*Brief*
If a line in the data below holds the word "callback", copy it.

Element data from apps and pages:
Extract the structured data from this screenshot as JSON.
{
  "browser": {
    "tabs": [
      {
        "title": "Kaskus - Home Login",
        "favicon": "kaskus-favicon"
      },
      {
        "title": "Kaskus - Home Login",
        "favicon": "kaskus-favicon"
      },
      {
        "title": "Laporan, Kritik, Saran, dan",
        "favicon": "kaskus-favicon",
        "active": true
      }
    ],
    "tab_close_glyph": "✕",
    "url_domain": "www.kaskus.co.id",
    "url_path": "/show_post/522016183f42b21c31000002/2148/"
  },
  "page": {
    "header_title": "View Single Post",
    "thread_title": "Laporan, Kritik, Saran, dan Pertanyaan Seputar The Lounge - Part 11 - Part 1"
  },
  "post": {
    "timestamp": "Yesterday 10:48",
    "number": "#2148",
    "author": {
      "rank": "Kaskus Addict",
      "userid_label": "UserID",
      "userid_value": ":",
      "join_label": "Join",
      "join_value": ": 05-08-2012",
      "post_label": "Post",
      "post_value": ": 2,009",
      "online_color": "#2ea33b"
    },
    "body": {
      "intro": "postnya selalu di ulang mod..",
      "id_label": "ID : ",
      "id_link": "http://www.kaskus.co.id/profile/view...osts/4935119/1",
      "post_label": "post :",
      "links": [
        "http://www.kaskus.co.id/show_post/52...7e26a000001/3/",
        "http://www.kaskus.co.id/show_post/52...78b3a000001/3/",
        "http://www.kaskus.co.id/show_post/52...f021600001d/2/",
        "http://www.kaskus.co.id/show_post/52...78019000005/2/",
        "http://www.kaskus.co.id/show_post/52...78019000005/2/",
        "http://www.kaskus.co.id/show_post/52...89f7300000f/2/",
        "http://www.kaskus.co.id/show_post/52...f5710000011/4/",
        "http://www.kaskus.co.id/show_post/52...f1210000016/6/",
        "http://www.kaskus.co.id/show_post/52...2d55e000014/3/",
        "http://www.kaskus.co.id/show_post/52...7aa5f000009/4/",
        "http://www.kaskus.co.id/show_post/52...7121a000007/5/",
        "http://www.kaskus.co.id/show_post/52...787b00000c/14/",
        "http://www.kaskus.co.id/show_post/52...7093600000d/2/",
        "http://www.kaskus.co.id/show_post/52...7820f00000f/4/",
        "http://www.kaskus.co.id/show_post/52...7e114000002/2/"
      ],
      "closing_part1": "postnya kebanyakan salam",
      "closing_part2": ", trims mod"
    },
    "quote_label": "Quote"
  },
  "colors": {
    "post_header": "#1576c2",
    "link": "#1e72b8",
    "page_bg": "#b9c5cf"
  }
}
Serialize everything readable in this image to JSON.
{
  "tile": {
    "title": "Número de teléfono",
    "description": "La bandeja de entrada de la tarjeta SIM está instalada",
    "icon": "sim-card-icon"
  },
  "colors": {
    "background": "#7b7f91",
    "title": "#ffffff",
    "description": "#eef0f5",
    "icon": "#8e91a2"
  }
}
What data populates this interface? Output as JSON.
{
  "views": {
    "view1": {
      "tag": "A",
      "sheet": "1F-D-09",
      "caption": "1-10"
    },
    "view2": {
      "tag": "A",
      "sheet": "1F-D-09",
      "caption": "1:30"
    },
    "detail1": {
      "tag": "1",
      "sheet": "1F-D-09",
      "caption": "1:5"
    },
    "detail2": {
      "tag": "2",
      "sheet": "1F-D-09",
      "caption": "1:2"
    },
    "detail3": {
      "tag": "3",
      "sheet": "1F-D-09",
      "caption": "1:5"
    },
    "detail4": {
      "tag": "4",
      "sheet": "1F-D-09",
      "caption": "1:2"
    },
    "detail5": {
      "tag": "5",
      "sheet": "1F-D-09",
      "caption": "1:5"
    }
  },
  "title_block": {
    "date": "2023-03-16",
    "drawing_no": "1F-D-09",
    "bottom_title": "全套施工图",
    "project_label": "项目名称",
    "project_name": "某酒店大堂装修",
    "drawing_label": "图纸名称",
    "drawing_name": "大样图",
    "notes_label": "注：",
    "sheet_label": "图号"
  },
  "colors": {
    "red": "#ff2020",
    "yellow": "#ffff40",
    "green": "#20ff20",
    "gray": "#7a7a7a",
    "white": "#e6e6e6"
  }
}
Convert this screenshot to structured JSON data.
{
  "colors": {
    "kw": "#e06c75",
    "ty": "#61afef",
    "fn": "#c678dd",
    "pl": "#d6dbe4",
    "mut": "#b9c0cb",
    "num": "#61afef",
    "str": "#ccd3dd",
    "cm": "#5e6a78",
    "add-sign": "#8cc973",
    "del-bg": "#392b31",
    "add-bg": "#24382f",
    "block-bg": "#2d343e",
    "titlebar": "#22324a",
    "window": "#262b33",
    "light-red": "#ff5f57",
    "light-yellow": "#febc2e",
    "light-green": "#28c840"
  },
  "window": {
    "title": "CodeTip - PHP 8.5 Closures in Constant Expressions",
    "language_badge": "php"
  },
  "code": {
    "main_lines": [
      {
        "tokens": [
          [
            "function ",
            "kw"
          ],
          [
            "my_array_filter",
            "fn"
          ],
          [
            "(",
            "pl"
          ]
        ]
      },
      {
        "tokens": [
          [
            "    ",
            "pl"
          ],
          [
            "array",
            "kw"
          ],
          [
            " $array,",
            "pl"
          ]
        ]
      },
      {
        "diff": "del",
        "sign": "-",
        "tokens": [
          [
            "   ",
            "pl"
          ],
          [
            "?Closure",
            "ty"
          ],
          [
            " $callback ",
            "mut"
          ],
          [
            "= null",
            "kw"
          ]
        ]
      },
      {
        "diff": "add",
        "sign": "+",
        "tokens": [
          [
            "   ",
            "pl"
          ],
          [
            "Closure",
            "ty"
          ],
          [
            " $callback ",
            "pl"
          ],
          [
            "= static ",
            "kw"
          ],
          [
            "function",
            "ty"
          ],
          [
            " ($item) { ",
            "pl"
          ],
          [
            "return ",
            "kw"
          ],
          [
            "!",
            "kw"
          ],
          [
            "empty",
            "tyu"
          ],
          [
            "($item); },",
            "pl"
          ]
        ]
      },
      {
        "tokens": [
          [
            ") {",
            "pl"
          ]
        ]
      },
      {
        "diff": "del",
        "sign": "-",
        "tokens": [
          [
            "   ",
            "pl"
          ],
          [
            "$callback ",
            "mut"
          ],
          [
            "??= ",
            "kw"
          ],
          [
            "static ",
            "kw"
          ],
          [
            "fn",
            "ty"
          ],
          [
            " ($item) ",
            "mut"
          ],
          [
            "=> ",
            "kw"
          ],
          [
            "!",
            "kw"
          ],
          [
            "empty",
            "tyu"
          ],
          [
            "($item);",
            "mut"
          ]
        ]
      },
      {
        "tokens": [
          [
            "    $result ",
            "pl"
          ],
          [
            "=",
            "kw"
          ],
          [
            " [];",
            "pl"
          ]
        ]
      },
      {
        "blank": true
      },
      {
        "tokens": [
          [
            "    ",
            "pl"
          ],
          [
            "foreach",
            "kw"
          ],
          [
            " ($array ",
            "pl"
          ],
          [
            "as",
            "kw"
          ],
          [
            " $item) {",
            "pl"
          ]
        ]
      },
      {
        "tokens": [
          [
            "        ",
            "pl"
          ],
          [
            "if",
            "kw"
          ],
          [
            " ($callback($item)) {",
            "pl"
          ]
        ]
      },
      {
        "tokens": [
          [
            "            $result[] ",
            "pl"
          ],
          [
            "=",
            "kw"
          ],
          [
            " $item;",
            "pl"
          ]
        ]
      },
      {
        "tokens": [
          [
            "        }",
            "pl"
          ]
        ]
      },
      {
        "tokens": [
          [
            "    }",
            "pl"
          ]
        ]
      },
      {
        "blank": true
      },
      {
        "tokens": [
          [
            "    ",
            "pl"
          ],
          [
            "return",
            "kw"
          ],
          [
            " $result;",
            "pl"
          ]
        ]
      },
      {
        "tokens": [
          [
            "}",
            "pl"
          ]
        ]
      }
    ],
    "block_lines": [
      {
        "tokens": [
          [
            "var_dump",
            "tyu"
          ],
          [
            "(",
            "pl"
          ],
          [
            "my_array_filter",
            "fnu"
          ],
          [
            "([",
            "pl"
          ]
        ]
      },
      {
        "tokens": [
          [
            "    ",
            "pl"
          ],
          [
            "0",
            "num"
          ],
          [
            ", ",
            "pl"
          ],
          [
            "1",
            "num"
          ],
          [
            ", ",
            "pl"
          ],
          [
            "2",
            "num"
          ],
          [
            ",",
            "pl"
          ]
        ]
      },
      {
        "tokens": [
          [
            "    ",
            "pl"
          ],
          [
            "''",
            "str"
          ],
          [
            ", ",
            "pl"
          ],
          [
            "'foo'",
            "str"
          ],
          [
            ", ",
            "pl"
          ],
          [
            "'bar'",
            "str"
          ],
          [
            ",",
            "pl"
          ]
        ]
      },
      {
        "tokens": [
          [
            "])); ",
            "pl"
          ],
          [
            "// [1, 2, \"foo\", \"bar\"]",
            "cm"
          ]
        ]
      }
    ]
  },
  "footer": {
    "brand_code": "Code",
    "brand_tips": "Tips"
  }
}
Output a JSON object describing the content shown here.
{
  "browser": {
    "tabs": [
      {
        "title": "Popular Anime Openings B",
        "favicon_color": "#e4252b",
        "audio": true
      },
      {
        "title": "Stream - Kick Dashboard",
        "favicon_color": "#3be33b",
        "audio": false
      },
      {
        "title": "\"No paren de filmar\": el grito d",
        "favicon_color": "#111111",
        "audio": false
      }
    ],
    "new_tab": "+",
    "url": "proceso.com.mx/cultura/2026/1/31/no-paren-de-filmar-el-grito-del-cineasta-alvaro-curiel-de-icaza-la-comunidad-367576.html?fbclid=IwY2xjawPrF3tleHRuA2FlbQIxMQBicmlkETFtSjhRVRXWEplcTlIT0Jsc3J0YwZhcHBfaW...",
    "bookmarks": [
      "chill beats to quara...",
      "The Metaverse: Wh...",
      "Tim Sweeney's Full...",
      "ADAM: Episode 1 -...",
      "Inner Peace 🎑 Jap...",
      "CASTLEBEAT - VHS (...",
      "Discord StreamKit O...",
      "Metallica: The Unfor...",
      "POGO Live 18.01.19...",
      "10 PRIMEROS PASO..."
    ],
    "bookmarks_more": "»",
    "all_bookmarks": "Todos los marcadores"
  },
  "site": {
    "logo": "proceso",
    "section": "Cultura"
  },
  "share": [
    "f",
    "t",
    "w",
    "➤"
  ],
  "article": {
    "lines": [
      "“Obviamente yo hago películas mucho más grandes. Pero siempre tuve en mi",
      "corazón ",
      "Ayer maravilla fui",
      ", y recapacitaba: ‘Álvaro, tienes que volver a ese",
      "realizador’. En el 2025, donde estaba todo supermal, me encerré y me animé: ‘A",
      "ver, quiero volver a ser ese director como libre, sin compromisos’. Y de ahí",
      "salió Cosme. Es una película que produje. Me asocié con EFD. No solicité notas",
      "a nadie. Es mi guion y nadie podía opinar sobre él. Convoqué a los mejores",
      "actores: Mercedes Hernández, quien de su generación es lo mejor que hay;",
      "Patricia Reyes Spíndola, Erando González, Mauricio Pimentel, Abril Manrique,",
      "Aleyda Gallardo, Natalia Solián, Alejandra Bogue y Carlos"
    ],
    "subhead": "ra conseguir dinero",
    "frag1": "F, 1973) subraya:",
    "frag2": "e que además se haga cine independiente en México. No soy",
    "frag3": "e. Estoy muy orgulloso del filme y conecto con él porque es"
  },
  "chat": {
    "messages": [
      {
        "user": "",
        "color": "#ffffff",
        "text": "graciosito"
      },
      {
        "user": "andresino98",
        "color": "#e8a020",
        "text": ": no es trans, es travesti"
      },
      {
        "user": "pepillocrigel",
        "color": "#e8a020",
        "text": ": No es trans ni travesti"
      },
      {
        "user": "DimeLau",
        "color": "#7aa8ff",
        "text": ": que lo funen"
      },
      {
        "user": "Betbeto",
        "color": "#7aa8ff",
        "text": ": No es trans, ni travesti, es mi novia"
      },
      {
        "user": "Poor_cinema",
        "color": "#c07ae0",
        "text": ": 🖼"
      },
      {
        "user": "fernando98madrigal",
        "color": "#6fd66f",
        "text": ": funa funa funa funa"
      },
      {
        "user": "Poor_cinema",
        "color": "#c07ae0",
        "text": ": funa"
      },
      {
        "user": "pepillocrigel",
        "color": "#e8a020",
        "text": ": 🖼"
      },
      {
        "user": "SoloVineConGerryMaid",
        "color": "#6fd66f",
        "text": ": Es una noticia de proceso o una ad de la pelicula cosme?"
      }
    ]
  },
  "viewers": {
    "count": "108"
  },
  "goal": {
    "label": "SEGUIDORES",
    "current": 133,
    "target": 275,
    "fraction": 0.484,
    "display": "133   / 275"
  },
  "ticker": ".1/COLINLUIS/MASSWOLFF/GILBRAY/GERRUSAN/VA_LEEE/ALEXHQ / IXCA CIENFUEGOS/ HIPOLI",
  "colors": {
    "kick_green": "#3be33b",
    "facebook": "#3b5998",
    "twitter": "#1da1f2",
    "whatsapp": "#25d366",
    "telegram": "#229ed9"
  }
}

*Task response*
            " $callback ",
            " $callback ",
            "$callback ",
            " ($callback($item)) {",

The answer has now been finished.